### What the task asks
Give back the entire listing verbatim.

### Provided data
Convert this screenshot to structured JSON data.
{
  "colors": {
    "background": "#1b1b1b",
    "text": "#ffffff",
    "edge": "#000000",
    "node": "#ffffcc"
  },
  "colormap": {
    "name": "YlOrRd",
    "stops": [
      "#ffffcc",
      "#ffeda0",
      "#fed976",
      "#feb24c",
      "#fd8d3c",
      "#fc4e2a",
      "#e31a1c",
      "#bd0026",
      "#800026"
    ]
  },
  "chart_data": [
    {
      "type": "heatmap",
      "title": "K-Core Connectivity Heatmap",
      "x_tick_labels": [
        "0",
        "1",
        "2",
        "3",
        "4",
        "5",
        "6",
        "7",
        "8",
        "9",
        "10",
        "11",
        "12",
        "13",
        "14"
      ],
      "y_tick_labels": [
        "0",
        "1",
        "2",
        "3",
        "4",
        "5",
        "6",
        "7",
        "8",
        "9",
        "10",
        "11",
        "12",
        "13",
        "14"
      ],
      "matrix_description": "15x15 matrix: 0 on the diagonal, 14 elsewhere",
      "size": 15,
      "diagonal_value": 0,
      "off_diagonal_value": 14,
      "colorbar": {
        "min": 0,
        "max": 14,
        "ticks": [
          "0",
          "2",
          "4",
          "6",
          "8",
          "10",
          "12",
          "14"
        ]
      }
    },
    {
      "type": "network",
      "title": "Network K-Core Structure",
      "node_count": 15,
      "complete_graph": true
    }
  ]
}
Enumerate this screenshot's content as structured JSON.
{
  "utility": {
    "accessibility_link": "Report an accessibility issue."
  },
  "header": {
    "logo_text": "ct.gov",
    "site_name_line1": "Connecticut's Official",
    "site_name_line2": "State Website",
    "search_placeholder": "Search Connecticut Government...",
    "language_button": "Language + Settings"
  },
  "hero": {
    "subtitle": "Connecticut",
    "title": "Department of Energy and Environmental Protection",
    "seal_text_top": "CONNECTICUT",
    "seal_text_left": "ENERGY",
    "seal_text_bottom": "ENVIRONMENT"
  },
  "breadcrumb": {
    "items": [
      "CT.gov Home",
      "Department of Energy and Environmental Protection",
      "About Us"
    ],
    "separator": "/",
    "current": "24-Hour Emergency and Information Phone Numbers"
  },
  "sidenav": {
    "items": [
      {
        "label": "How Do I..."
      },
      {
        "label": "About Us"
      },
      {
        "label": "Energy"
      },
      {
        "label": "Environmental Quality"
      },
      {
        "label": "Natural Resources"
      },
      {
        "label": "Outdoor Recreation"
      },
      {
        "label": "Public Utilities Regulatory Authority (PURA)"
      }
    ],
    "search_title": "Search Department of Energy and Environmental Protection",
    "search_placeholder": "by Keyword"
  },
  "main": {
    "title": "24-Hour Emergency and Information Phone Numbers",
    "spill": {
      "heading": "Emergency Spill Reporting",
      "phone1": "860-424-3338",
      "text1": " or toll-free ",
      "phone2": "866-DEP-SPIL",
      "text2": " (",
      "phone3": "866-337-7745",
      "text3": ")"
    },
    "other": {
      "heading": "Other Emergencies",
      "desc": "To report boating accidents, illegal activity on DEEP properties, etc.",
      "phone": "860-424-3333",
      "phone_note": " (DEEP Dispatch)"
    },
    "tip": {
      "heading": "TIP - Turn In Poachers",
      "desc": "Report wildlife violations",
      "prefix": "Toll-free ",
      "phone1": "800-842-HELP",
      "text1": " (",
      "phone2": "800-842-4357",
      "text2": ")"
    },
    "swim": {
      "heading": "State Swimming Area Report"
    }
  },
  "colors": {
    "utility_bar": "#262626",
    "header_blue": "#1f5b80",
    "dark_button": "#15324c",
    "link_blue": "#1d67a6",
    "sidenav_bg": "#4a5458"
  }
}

### Written answer
Convert this screenshot to structured JSON data.
{
  "colors": {
    "background": "#1b1b1b",
    "text": "#ffffff",
    "edge": "#000000",
    "node": "#ffffcc"
  },
  "colormap": {
    "name": "YlOrRd",
    "stops": [
      "#ffffcc",
      "#ffeda0",
      "#fed976",
      "#feb24c",
      "#fd8d3c",
      "#fc4e2a",
      "#e31a1c",
      "#bd0026",
      "#800026"
    ]
  },
  "chart_data": [
    {
      "type": "heatmap",
      "title": "K-Core Connectivity Heatmap",
      "x_tick_labels": [
        "0",
        "1",
        "2",
        "3",
        "4",
        "5",
        "6",
        "7",
        "8",
        "9",
        "10",
        "11",
        "12",
        "13",
        "14"
      ],
      "y_tick_labels": [
        "0",
        "1",
        "2",
        "3",
        "4",
        "5",
        "6",
        "7",
        "8",
        "9",
        "10",
        "11",
        "12",
        "13",
        "14"
      ],
      "matrix_description": "15x15 matrix: 0 on the diagonal, 14 elsewhere",
      "size": 15,
      "diagonal_value": 0,
      "off_diagonal_value": 14,
      "colorbar": {
        "min": 0,
        "max": 14,
        "ticks": [
          "0",
          "2",
          "4",
          "6",
          "8",
          "10",
          "12",
          "14"
        ]
      }
    },
    {
      "type": "network",
      "title": "Network K-Core Structure",
      "node_count": 15,
      "complete_graph": true
    }
  ]
}
Enumerate this screenshot's content as structured JSON.
{
  "utility": {
    "accessibility_link": "Report an accessibility issue."
  },
  "header": {
    "logo_text": "ct.gov",
    "site_name_line1": "Connecticut's Official",
    "site_name_line2": "State Website",
    "search_placeholder": "Search Connecticut Government...",
    "language_button": "Language + Settings"
  },
  "hero": {
    "subtitle": "Connecticut",
    "title": "Department of Energy and Environmental Protection",
    "seal_text_top": "CONNECTICUT",
    "seal_text_left": "ENERGY",
    "seal_text_bottom": "ENVIRONMENT"
  },
  "breadcrumb": {
    "items": [
      "CT.gov Home",
      "Department of Energy and Environmental Protection",
      "About Us"
    ],
    "separator": "/",
    "current": "24-Hour Emergency and Information Phone Numbers"
  },
  "sidenav": {
    "items": [
      {
        "label": "How Do I..."
      },
      {
        "label": "About Us"
      },
      {
        "label": "Energy"
      },
      {
        "label": "Environmental Quality"
      },
      {
        "label": "Natural Resources"
      },
      {
        "label": "Outdoor Recreation"
      },
      {
        "label": "Public Utilities Regulatory Authority (PURA)"
      }
    ],
    "search_title": "Search Department of Energy and Environmental Protection",
    "search_placeholder": "by Keyword"
  },
  "main": {
    "title": "24-Hour Emergency and Information Phone Numbers",
    "spill": {
      "heading": "Emergency Spill Reporting",
      "phone1": "860-424-3338",
      "text1": " or toll-free ",
      "phone2": "866-DEP-SPIL",
      "text2": " (",
      "phone3": "866-337-7745",
      "text3": ")"
    },
    "other": {
      "heading": "Other Emergencies",
      "desc": "To report boating accidents, illegal activity on DEEP properties, etc.",
      "phone": "860-424-3333",
      "phone_note": " (DEEP Dispatch)"
    },
    "tip": {
      "heading": "TIP - Turn In Poachers",
      "desc": "Report wildlife violations",
      "prefix": "Toll-free ",
      "phone1": "800-842-HELP",
      "text1": " (",
      "phone2": "800-842-4357",
      "text2": ")"
    },
    "swim": {
      "heading": "State Swimming Area Report"
    }
  },
  "colors": {
    "utility_bar": "#262626",
    "header_blue": "#1f5b80",
    "dark_button": "#15324c",
    "link_blue": "#1d67a6",
    "sidenav_bg": "#4a5458"
  }
}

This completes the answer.